Records for this exercise:
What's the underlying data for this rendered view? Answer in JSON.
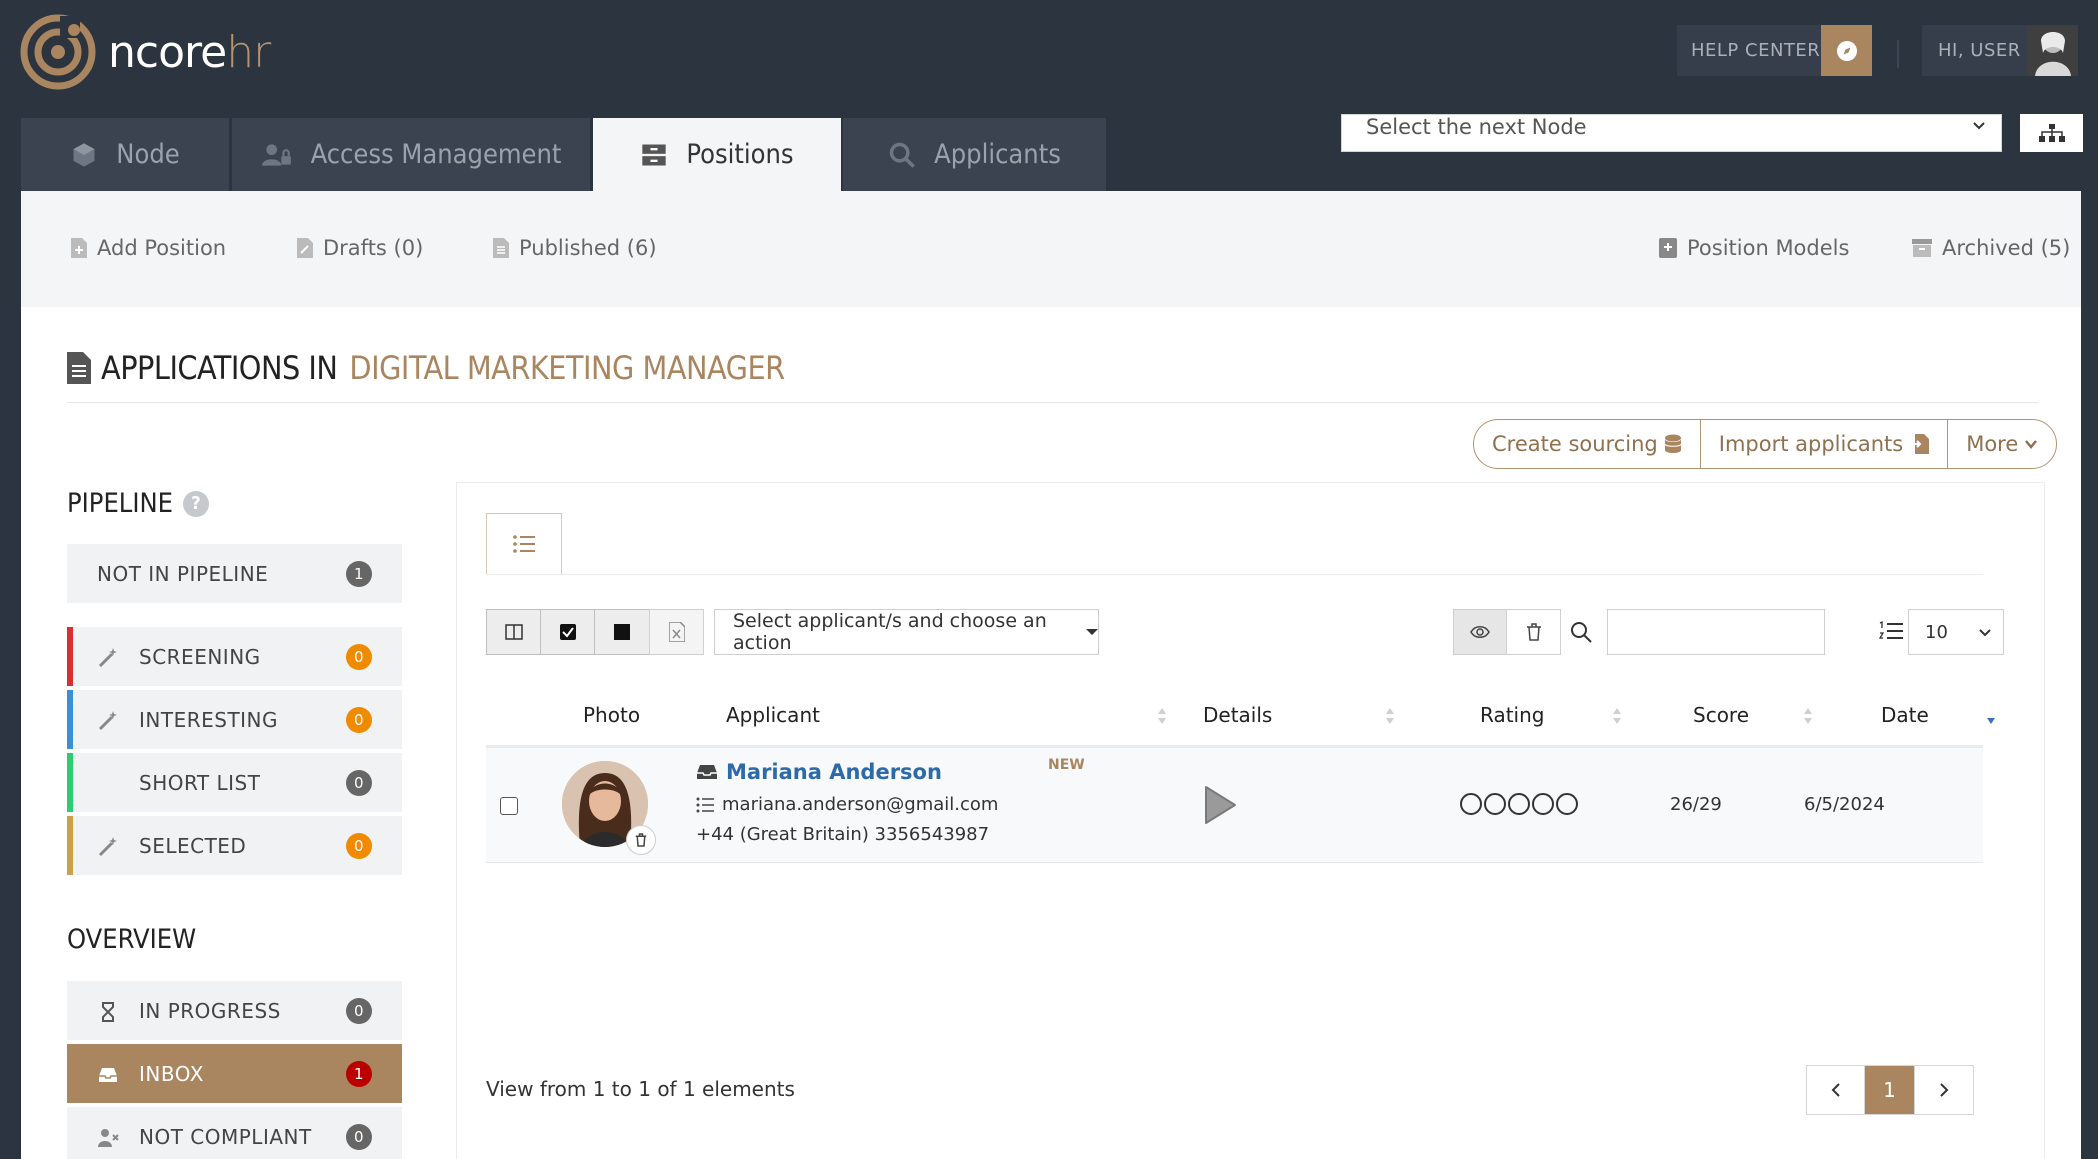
{
  "brand": {
    "name_main": "ncore",
    "name_accent": "hr",
    "accent_color": "#a98560"
  },
  "header": {
    "help_label": "HELP CENTER",
    "user_label": "HI, USER"
  },
  "tabs": [
    {
      "label": "Node"
    },
    {
      "label": "Access Management"
    },
    {
      "label": "Positions",
      "active": true
    },
    {
      "label": "Applicants"
    }
  ],
  "node_select": {
    "placeholder": "Select the next Node"
  },
  "subnav": {
    "add_position": "Add Position",
    "drafts": "Drafts (0)",
    "published": "Published (6)",
    "position_models": "Position Models",
    "archived": "Archived (5)"
  },
  "page": {
    "heading_prefix": "APPLICATIONS IN",
    "heading_position": "DIGITAL MARKETING MANAGER"
  },
  "actions": {
    "create_sourcing": "Create sourcing",
    "import_applicants": "Import applicants",
    "more": "More"
  },
  "pipeline": {
    "title": "PIPELINE",
    "items": [
      {
        "label": "NOT IN PIPELINE",
        "count": "1"
      },
      {
        "label": "SCREENING",
        "count": "0",
        "color": "#d63031"
      },
      {
        "label": "INTERESTING",
        "count": "0",
        "color": "#3a8fd6"
      },
      {
        "label": "SHORT LIST",
        "count": "0",
        "color": "#2ecc71"
      },
      {
        "label": "SELECTED",
        "count": "0",
        "color": "#c9a14a"
      }
    ]
  },
  "overview": {
    "title": "OVERVIEW",
    "items": [
      {
        "label": "IN PROGRESS",
        "count": "0"
      },
      {
        "label": "INBOX",
        "count": "1",
        "active": true
      },
      {
        "label": "NOT COMPLIANT",
        "count": "0"
      }
    ]
  },
  "toolbar": {
    "action_select": "Select applicant/s and choose an action",
    "search_value": "",
    "page_size": "10"
  },
  "table": {
    "headers": {
      "photo": "Photo",
      "applicant": "Applicant",
      "details": "Details",
      "rating": "Rating",
      "score": "Score",
      "date": "Date"
    },
    "rows": [
      {
        "name": "Mariana Anderson",
        "badge": "NEW",
        "email": "mariana.anderson@gmail.com",
        "phone": "+44 (Great Britain) 3356543987",
        "rating": 0,
        "score": "26/29",
        "date": "6/5/2024"
      }
    ]
  },
  "footer": {
    "view_from": "View from 1 to 1 of 1 elements",
    "current_page": "1"
  }
}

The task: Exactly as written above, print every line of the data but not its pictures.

Solution for this problem:
What's the underlying data for this rendered view? Answer in JSON.
{
  "brand": {
    "name_main": "ncore",
    "name_accent": "hr",
    "accent_color": "#a98560"
  },
  "header": {
    "help_label": "HELP CENTER",
    "user_label": "HI, USER"
  },
  "tabs": [
    {
      "label": "Node"
    },
    {
      "label": "Access Management"
    },
    {
      "label": "Positions",
      "active": true
    },
    {
      "label": "Applicants"
    }
  ],
  "node_select": {
    "placeholder": "Select the next Node"
  },
  "subnav": {
    "add_position": "Add Position",
    "drafts": "Drafts (0)",
    "published": "Published (6)",
    "position_models": "Position Models",
    "archived": "Archived (5)"
  },
  "page": {
    "heading_prefix": "APPLICATIONS IN",
    "heading_position": "DIGITAL MARKETING MANAGER"
  },
  "actions": {
    "create_sourcing": "Create sourcing",
    "import_applicants": "Import applicants",
    "more": "More"
  },
  "pipeline": {
    "title": "PIPELINE",
    "items": [
      {
        "label": "NOT IN PIPELINE",
        "count": "1"
      },
      {
        "label": "SCREENING",
        "count": "0",
        "color": "#d63031"
      },
      {
        "label": "INTERESTING",
        "count": "0",
        "color": "#3a8fd6"
      },
      {
        "label": "SHORT LIST",
        "count": "0",
        "color": "#2ecc71"
      },
      {
        "label": "SELECTED",
        "count": "0",
        "color": "#c9a14a"
      }
    ]
  },
  "overview": {
    "title": "OVERVIEW",
    "items": [
      {
        "label": "IN PROGRESS",
        "count": "0"
      },
      {
        "label": "INBOX",
        "count": "1",
        "active": true
      },
      {
        "label": "NOT COMPLIANT",
        "count": "0"
      }
    ]
  },
  "toolbar": {
    "action_select": "Select applicant/s and choose an action",
    "search_value": "",
    "page_size": "10"
  },
  "table": {
    "headers": {
      "photo": "Photo",
      "applicant": "Applicant",
      "details": "Details",
      "rating": "Rating",
      "score": "Score",
      "date": "Date"
    },
    "rows": [
      {
        "name": "Mariana Anderson",
        "badge": "NEW",
        "email": "mariana.anderson@gmail.com",
        "phone": "+44 (Great Britain) 3356543987",
        "rating": 0,
        "score": "26/29",
        "date": "6/5/2024"
      }
    ]
  },
  "footer": {
    "view_from": "View from 1 to 1 of 1 elements",
    "current_page": "1"
  }
}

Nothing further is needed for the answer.